Israeli company WhiteWater Technologies, which developed a system for network water management, won the award in 2013 but closed its doors later that year.
Founded in 2017, Addionics is rethinking battery architecture to provide better battery technology.
“We are changing the architecture of the electrodes, not the chemistry,” Biton previously told The Times of Israel. In doing so, Addionics’ tech can enhance the performance of batteries no matter the type of battery chemistry. The company hopes to “integrate the solution into production lines and make it a core component of the manufacturing process,” Biton said.
He explained that existing battery technologies were currently not fit to support a future of all-electric transportation mainly because of energy storage. Addionics’ 3D structure design, made with AI algorithms and modeling, delivers high power and high energy by enabling greater loading of active materials, improving heat dissipation and the activation of cooling systems, he said. Its current collector geometries address the thermal, energy density, and mechanical challenges that plague existing batteries, the company claims.

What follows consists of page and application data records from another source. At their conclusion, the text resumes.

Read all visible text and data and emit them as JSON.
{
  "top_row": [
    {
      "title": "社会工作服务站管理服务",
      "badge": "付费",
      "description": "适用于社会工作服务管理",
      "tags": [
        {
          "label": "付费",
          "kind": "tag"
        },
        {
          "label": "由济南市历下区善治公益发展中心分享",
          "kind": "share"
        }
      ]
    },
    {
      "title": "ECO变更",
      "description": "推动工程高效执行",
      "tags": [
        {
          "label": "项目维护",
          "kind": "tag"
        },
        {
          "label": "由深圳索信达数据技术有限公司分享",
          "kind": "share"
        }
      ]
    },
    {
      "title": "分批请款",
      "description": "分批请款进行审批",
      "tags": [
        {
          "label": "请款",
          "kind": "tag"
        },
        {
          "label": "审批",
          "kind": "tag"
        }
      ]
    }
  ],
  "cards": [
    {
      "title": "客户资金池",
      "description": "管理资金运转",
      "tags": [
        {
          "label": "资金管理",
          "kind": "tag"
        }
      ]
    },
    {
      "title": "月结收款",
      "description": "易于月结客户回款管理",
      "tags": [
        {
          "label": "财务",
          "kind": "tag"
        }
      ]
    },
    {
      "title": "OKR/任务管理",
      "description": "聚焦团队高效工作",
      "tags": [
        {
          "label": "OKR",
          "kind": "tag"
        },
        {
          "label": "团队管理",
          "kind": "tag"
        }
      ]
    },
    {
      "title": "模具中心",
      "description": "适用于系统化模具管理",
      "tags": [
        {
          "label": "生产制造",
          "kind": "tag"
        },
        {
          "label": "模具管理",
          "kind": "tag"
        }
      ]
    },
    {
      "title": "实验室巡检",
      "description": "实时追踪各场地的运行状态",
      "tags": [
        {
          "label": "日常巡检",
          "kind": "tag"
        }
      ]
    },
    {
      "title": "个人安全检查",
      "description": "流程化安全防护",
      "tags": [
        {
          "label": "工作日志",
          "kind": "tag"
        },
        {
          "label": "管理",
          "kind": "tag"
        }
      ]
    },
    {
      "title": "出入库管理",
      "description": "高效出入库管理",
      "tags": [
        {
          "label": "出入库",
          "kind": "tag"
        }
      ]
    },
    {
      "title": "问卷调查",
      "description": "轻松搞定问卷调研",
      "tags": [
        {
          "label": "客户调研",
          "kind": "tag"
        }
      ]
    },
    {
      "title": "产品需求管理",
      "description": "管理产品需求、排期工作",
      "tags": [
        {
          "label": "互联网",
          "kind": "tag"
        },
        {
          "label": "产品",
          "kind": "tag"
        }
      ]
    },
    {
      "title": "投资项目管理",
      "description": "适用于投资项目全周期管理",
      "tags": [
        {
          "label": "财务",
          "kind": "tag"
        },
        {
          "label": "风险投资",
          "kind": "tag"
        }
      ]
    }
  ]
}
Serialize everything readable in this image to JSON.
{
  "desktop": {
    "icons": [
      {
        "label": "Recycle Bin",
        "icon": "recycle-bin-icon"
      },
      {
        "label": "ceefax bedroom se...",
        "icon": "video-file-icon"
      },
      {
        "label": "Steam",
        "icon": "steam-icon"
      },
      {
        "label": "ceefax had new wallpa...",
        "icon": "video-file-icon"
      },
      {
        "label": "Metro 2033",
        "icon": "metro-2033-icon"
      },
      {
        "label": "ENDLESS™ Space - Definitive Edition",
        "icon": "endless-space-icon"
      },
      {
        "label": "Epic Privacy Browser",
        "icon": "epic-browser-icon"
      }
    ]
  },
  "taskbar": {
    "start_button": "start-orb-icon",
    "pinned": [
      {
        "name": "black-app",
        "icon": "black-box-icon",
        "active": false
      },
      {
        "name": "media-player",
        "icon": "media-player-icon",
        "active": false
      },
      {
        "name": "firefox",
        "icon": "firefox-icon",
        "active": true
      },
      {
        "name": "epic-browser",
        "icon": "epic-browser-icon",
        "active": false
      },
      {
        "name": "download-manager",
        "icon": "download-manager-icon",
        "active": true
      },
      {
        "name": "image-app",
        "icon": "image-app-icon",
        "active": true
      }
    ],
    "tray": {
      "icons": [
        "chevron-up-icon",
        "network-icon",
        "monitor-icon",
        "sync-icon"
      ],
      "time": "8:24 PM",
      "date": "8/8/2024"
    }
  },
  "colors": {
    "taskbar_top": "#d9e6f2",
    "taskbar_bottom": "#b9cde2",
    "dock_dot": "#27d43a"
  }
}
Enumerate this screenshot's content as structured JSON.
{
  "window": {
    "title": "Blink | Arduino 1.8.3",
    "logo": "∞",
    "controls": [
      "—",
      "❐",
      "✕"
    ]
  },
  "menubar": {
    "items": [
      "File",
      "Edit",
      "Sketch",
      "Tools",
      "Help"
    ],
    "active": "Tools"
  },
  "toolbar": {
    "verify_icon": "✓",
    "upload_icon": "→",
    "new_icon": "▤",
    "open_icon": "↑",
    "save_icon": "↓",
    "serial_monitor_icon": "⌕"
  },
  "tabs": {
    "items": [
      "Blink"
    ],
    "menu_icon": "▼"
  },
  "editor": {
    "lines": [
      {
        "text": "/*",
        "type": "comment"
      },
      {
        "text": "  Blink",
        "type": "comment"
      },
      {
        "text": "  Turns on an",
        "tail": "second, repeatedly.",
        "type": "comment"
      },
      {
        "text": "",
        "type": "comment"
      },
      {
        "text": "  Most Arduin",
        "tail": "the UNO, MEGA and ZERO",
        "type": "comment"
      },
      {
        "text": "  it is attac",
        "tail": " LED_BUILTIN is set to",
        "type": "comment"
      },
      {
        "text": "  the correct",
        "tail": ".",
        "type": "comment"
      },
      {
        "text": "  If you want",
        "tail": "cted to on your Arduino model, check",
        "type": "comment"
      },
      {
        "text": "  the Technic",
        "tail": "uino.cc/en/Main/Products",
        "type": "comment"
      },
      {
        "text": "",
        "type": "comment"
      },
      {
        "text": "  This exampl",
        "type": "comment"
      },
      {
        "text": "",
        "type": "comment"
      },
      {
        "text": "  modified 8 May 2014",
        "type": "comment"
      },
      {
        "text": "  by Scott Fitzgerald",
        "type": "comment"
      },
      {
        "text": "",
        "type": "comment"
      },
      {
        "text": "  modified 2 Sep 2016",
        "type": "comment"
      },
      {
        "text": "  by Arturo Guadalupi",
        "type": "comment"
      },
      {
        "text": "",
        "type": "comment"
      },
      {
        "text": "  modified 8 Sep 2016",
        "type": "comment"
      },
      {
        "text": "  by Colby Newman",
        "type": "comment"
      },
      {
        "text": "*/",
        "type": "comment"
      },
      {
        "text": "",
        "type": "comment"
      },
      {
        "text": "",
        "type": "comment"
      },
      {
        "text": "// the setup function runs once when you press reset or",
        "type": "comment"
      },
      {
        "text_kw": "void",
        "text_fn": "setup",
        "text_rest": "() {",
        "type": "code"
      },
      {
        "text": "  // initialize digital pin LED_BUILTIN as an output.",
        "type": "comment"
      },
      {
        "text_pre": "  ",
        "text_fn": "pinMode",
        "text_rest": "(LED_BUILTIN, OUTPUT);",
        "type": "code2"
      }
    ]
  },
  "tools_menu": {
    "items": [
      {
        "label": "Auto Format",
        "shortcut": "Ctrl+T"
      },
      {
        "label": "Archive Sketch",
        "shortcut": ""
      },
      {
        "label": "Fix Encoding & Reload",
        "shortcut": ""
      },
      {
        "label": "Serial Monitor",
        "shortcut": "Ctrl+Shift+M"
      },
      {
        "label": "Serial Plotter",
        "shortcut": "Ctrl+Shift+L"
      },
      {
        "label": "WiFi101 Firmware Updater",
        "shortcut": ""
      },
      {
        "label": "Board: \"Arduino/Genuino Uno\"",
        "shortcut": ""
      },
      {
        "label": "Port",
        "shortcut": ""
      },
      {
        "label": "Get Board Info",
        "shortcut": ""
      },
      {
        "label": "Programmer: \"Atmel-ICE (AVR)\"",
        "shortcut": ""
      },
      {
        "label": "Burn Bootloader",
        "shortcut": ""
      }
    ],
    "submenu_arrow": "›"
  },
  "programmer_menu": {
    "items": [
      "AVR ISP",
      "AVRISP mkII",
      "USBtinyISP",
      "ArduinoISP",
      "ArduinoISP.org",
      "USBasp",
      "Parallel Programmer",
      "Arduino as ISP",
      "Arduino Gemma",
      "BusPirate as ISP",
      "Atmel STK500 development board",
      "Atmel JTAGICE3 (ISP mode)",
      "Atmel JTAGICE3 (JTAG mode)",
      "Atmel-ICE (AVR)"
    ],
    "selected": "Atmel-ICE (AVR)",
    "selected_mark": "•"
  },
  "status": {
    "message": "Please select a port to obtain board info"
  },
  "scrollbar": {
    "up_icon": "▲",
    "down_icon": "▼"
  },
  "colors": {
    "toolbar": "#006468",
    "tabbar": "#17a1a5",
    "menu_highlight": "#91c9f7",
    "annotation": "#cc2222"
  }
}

By focusing on architecture and physics, Addionics is “betting on the entire race to make batteries more scalable and safer, not just on chemistry,” where competitors are currently pouring their energies, Biton said. “We are chemistry-agnostic so you can think of us as a complementary solution.”
Addionics is already working with OEMs (original equipment manufacturers) and Tier I companies on integrating its tech into existing assembly lines. Last summer, the company announced a new partnership with the Centre for Process Innovation (CPI), a British technology and innovation center, and the University of Warwick’s WMG, an academic department focused on knowledge transfer in engineering and tech, to cooperate on improvements in lithium-ion battery cell performance and manufacturing processes. The collaboration is known as Project STELLAR (Smart Three-dimensional ELectrode Lithium-ion batteries with Automated Robotics) and is backed by Innovate UK, the government-funded innovation agency.
Earlier this year, Addionics raised a $27 million Series A round to fund its ongoing efforts to redesign battery architecture for the electric vehicle market and similar industries in order to boost performance and reduce costs.
The Israeli company, based in Tel Aviv and London, said it plans to use the investment to expand its team, increase activities in the US and Germany, and reach commercialization by 2024.
Addionics was among 12 global BNEF winners in four categories which are listed as challenges. The first challenge recognized two American companies, one British outfit and one Italian startup working to “provide round-the-clock zero-emissions power challenge.” The second challenge honored companies “scaling long-term carbon removal technologies” with two US startups and one Icelandic company winning in this category. The third challenge — “decarbonizing aviation” — recognized two American winners developing emissions technologies.
BNEF also selects “wildcard” winners — innovative companies that don’t fit specifically in the selected challenges but so address “unique decarbonization issues.” Addionics won in this category alongside an American firm and a British company.
“We are cognizant of how essential new technologies are for tackling climate change, and how hard it is to scale innovation,” Claire Curry, selection committee co-chair and head of digital industry research at BloombergNEF. “Since 2010, this award has been a positive influence on climate-tech innovation, and we believe it is now more urgent than ever to highlight the technology gaps to reaching net-zero and the entrepreneurs addressing them.”